I often read as a means of escape, but I also read to gain perspective and learn. I think it’s important to read outside of your comfort zone. This is where book clubs can really come in handy. They are all the things I said above, but book clubs are also a safe space to have deep, meaningful discussions about what we encounter in books and in life.
This is true of all of my book clubs, including the one I currently lead for my company. I work for an advertising agency that has made diversity and inclusion a pillar of its mission, and our book club is centered around diverse perspectives. I jumped at the chance to join and have been a part of it since it began about four years ago. And, I have been fortunate enough to be able to lead it for the past year and a half.
You don’t always have to read serious, academic or big, tough books to have these kinds of discussions. In fact, contemporary fiction often encourages wonderful, insightful conversation between book club members. As you can see below, a lot of the selections we read for my company-sponsored book club fall into this category.
If you’re looking to spur thought-provoking conversations through reading—whether in your own book club, a group of coworkers, or buddy reads with friends—read on![Read more...] about Books for Thought-Provoking Discussions
August is finally here and it feels like it. My part of Michigan has finally gotten the memo that it’s summer — it like soup out there. Hot and wet. Blech. But, I guess, more time to read indoors! I actually had a pretty good reading month. Six books including two that pretty much everyone should check out. (See the 4-star section.)[Read more...] about Show Us Your Books Reading Recap — What I Read in July
Sue Monk Kidd’s latest novel The Book of Longings is one that I was very much looking forward to reading. I loved The Secret Life of Bees and I also enjoyed The Invention of Wings, though not quite as much. In both of them, her writing and storytelling completely drew you in and held you through until the end. I was expecting much the same in this story, which is about Jesus’ wife, Ana. (Yes, that Jesus.)

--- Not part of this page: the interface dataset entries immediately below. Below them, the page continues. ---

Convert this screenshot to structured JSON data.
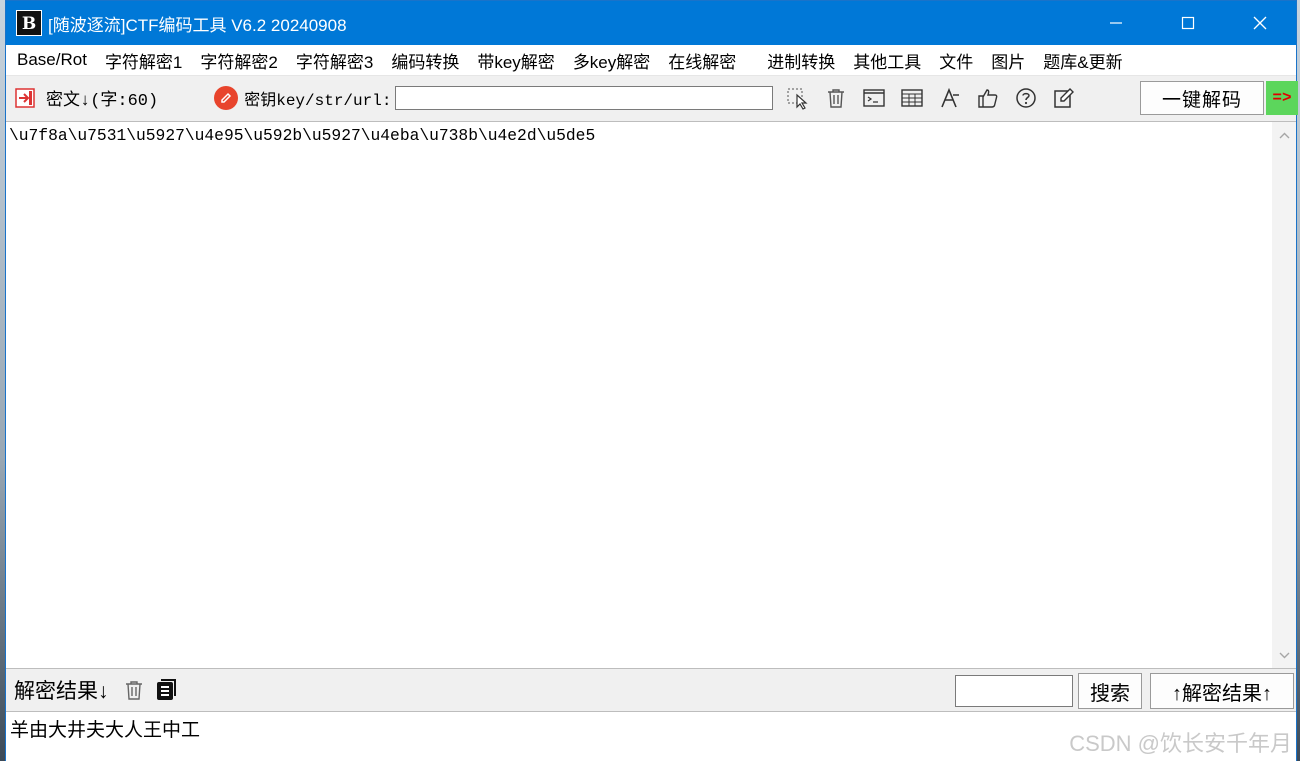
{
  "window": {
    "logo": "B",
    "title": "[随波逐流]CTF编码工具 V6.2 20240908"
  },
  "menu": [
    "Base/Rot",
    "字符解密1",
    "字符解密2",
    "字符解密3",
    "编码转换",
    "带key解密",
    "多key解密",
    "在线解密",
    "进制转换",
    "其他工具",
    "文件",
    "图片",
    "题库&更新"
  ],
  "toolbar": {
    "cipher_label": "密文↓(字:60)",
    "key_label": "密钥key/str/url:",
    "key_value": "",
    "decode_button": "一键解码",
    "go_arrow": "=>",
    "tool_icons": [
      "cursor-select-icon",
      "trash-icon",
      "terminal-icon",
      "table-icon",
      "font-icon",
      "thumbs-up-icon",
      "help-icon",
      "edit-icon"
    ]
  },
  "cipher": {
    "text": "\\u7f8a\\u7531\\u5927\\u4e95\\u592b\\u5927\\u4eba\\u738b\\u4e2d\\u5de5"
  },
  "result_bar": {
    "label": "解密结果↓",
    "search_value": "",
    "search_button": "搜索",
    "up_button": "↑解密结果↑"
  },
  "result": {
    "text": "羊由大井夫大人王中工"
  },
  "watermark": "CSDN @饮长安千年月",
  "colors": {
    "titlebar": "#0078d7",
    "key_icon": "#e8442c",
    "go_arrow_bg": "#5cd65c",
    "go_arrow_fg": "#e00000"
  }
}
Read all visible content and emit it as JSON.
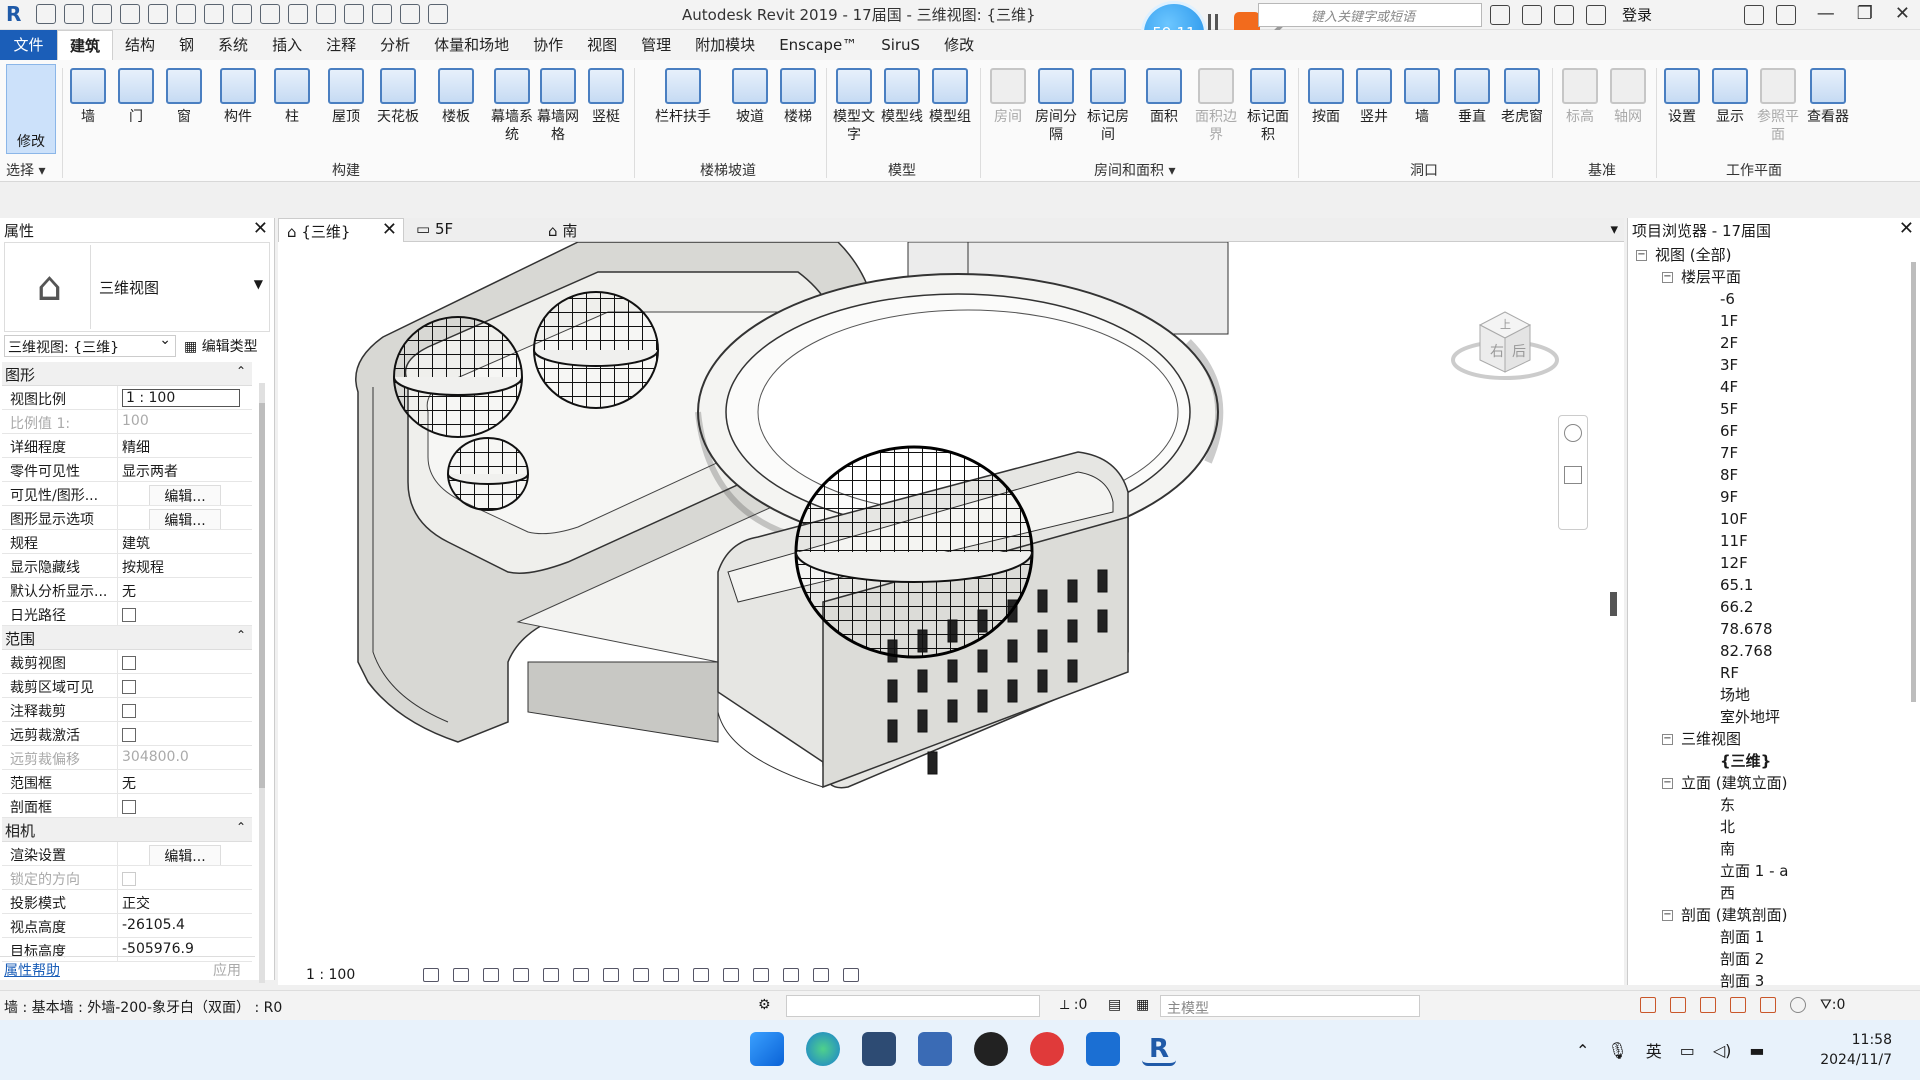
{
  "titlebar": {
    "title": "Autodesk Revit 2019 - 17届国 - 三维视图: {三维}",
    "recorder_time": "59:11",
    "search_placeholder": "键入关键字或短语",
    "login": "登录"
  },
  "menu": {
    "file": "文件",
    "tabs": [
      "建筑",
      "结构",
      "钢",
      "系统",
      "插入",
      "注释",
      "分析",
      "体量和场地",
      "协作",
      "视图",
      "管理",
      "附加模块",
      "Enscape™",
      "SiruS",
      "修改"
    ]
  },
  "ribbon": {
    "modify": "修改",
    "select_label": "选择",
    "groups": {
      "build": "构建",
      "circulation": "楼梯坡道",
      "model": "模型",
      "room_area": "房间和面积",
      "opening": "洞口",
      "datum": "基准",
      "workplane": "工作平面"
    },
    "buttons": [
      "墙",
      "门",
      "窗",
      "构件",
      "柱",
      "屋顶",
      "天花板",
      "楼板",
      "幕墙系统",
      "幕墙网格",
      "竖梃",
      "栏杆扶手",
      "坡道",
      "楼梯",
      "模型文字",
      "模型线",
      "模型组",
      "房间",
      "房间分隔",
      "标记房间",
      "面积",
      "面积边界",
      "标记面积",
      "按面",
      "竖井",
      "墙",
      "垂直",
      "老虎窗",
      "标高",
      "轴网",
      "设置",
      "显示",
      "参照平面",
      "查看器"
    ]
  },
  "properties": {
    "title": "属性",
    "type_name": "三维视图",
    "view_selector": "三维视图: {三维}",
    "edit_type": "编辑类型",
    "sections": [
      {
        "name": "图形",
        "rows": [
          {
            "k": "视图比例",
            "v": "1 : 100",
            "kind": "input"
          },
          {
            "k": "比例值 1:",
            "v": "100",
            "kind": "disabled"
          },
          {
            "k": "详细程度",
            "v": "精细"
          },
          {
            "k": "零件可见性",
            "v": "显示两者"
          },
          {
            "k": "可见性/图形...",
            "v": "编辑...",
            "kind": "btn"
          },
          {
            "k": "图形显示选项",
            "v": "编辑...",
            "kind": "btn"
          },
          {
            "k": "规程",
            "v": "建筑"
          },
          {
            "k": "显示隐藏线",
            "v": "按规程"
          },
          {
            "k": "默认分析显示...",
            "v": "无"
          },
          {
            "k": "日光路径",
            "v": "",
            "kind": "check"
          }
        ]
      },
      {
        "name": "范围",
        "rows": [
          {
            "k": "裁剪视图",
            "v": "",
            "kind": "check"
          },
          {
            "k": "裁剪区域可见",
            "v": "",
            "kind": "check"
          },
          {
            "k": "注释裁剪",
            "v": "",
            "kind": "check"
          },
          {
            "k": "远剪裁激活",
            "v": "",
            "kind": "check"
          },
          {
            "k": "远剪裁偏移",
            "v": "304800.0",
            "kind": "disabled"
          },
          {
            "k": "范围框",
            "v": "无"
          },
          {
            "k": "剖面框",
            "v": "",
            "kind": "check"
          }
        ]
      },
      {
        "name": "相机",
        "rows": [
          {
            "k": "渲染设置",
            "v": "编辑...",
            "kind": "btn"
          },
          {
            "k": "锁定的方向",
            "v": "",
            "kind": "check-disabled"
          },
          {
            "k": "投影模式",
            "v": "正交"
          },
          {
            "k": "视点高度",
            "v": "-26105.4"
          },
          {
            "k": "目标高度",
            "v": "-505976.9"
          }
        ]
      }
    ],
    "help": "属性帮助",
    "apply": "应用"
  },
  "view_tabs": [
    "{三维}",
    "5F",
    "南"
  ],
  "view_cube": {
    "left": "右",
    "right": "后",
    "top": "上"
  },
  "view_control": {
    "scale": "1 : 100"
  },
  "browser": {
    "title": "项目浏览器 - 17届国",
    "tree": [
      {
        "level": 1,
        "toggle": "−",
        "label": "视图 (全部)"
      },
      {
        "level": 2,
        "toggle": "−",
        "label": "楼层平面"
      },
      {
        "level": 3,
        "label": "-6"
      },
      {
        "level": 3,
        "label": "1F"
      },
      {
        "level": 3,
        "label": "2F"
      },
      {
        "level": 3,
        "label": "3F"
      },
      {
        "level": 3,
        "label": "4F"
      },
      {
        "level": 3,
        "label": "5F"
      },
      {
        "level": 3,
        "label": "6F"
      },
      {
        "level": 3,
        "label": "7F"
      },
      {
        "level": 3,
        "label": "8F"
      },
      {
        "level": 3,
        "label": "9F"
      },
      {
        "level": 3,
        "label": "10F"
      },
      {
        "level": 3,
        "label": "11F"
      },
      {
        "level": 3,
        "label": "12F"
      },
      {
        "level": 3,
        "label": "65.1"
      },
      {
        "level": 3,
        "label": "66.2"
      },
      {
        "level": 3,
        "label": "78.678"
      },
      {
        "level": 3,
        "label": "82.768"
      },
      {
        "level": 3,
        "label": "RF"
      },
      {
        "level": 3,
        "label": "场地"
      },
      {
        "level": 3,
        "label": "室外地坪"
      },
      {
        "level": 2,
        "toggle": "−",
        "label": "三维视图"
      },
      {
        "level": 3,
        "label": "{三维}",
        "bold": true
      },
      {
        "level": 2,
        "toggle": "−",
        "label": "立面 (建筑立面)"
      },
      {
        "level": 3,
        "label": "东"
      },
      {
        "level": 3,
        "label": "北"
      },
      {
        "level": 3,
        "label": "南"
      },
      {
        "level": 3,
        "label": "立面 1 - a"
      },
      {
        "level": 3,
        "label": "西"
      },
      {
        "level": 2,
        "toggle": "−",
        "label": "剖面 (建筑剖面)"
      },
      {
        "level": 3,
        "label": "剖面 1"
      },
      {
        "level": 3,
        "label": "剖面 2"
      },
      {
        "level": 3,
        "label": "剖面 3"
      }
    ]
  },
  "status": {
    "text": "墙 : 基本墙 : 外墙-200-象牙白（双面） : R0",
    "zero": ":0",
    "model": "主模型",
    "filter": ":0"
  },
  "taskbar": {
    "ime": "英",
    "time": "11:58",
    "date": "2024/11/7"
  },
  "colors": {
    "file_tab": "#1b5eb8",
    "accent": "#4a7fc1",
    "stop": "#f26b1d"
  }
}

And, aside from the writing, the subject of the novel intrigued me immensely. I adored The Red Tent, which is also a Biblical retelling, focusing on women in the Bible who are named but otherwise overlooked in the story. Obviously, in the Bible, Jesus doesn’t have a wife, so this was entirely outside of that scope. But, still I was expecting The Red Tent’s essence — a female-focused story set in Biblical times. I was left a little disappointed.[Read more...] about The Book of Longings + Marinated Goat Cheese Spread with Olives
Rita Mae Brown’s novel Rubyfruit Jungle was quite revolutionary when it was first published in the 1970s. I had never heard of it until recently when I was searching for books to include in my office’s book club poll for Pride Month reads, and certainly now, the content isn’t what I would call groundbreaking, but I can see why it was at the time.
Rubyfruit Jungle is a coming-of-age lesbian novel based somewhat on Rita Mae Brown’s own experience growing up and becoming an author. The main character, Molly, is an easygoing, independent thinker — even from a young age (we meet her around 12) — and, in many ways, her narration reminded me of Scout from To Kill a Mockingbird. She doesn’t want to become a housewife and gets scolded for playing doctor because, after all, men are the doctors. She wants nothing more than to leave her small life and become a filmmaker.[Read more...] about Rubyfruit Jungle + Baked Strawberry Donuts